Set realistic goals: Setting some doable goals in the short-term can help build the foundation for our longer-term goals. We can start by identifying a specific task, and then break it down into small steps. Noticing we have completed a small task will boost motivation to continue with the next one.
Be proactive: Notice when we are avoiding doing the things we need to do. When feeling frustrated, tired, or worried about difficult tasks, we tend to create excuses to explain why we are not completing them.
Often, we delay starting because we do not want to get things wrong. Accepting that setbacks happen, and learning from our mistakes, we can improve our work and boost our confidence to go onto the next step.
Create technology-free time: Taking breaks from working on our computers, will give our body a rest from looking at screens and as we get moving we will feel better and re-energised.
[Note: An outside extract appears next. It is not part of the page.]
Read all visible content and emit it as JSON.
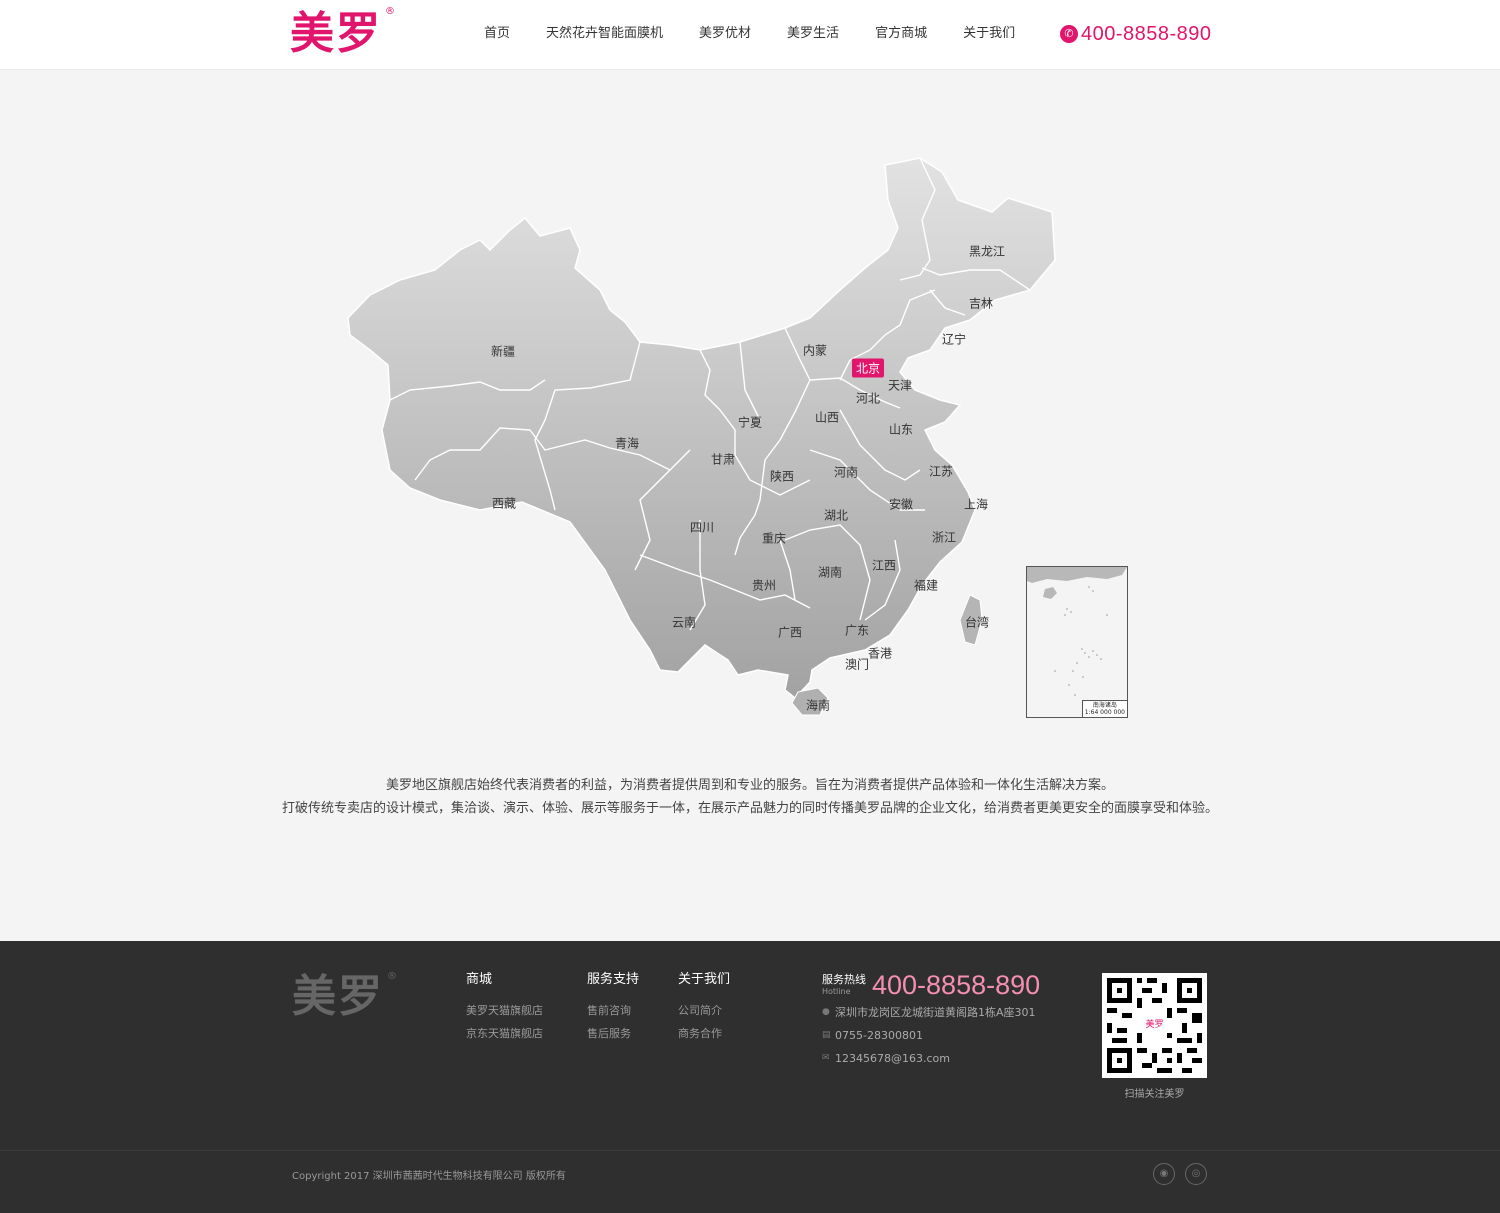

Prioritise healthy habits: It is essential for our health that we maintain our energy level to manage the demands of work and study, so eating well, doing some exercise, and connect with others are good to keep our body and mind healthy.
It is best to identify a few behaviours that we would like to develop, then experimenting with a time in the day when we will implement it. The more specific we are with our plan the more likely that we will follow through with it.
Practise self-compassion: We are dealing with uncertainty and adjusting to changes, so we need to use more personal resources.
It is essential to take a moment to breathe and give ourselves a bit of space to acknowledge our emotions. Going for a walk each day is good for our body and our mind.
We can create spaces to reflect on our experiences to learn from them. It is not pleasant when we make mistakes, but self-criticism only makes things worse. Instead, when we acknowledge our vulnerability as human beings. We can make mistakes, and despite our efforts, things may not work out as we hope.
When noticing critical thoughts we can consider what we would say and do for our best friend. As we do for our friends, we know what to do to help ourselves when feeling under pressure.
Prepare for the future: Investing time and effort on things that we can do during the lockdown, and prioritising learning to develop knowledge and skills, is an excellent way to make good use of time to be prepared for when we can make longer-term plans. For now, keeping well and having a purpose will take us through the next period.
Notice the good: when dealing with ongoing challenges, it is helpful to focus on what is working, what gives us a moment of relief or something that makes us smile.
We are all in this together, and as the days and weeks ahead unfold, we can continue discussing ideas and strategies to keep us motivated and enjoying learning new things.
All the best for 2021!
Keep well and keep learning – See you in the webinars.
“With the new day comes new strength and new thoughts.” (Eleanor Roosevelt)
“The secret of getting ahead is getting started.” (Mark Twain)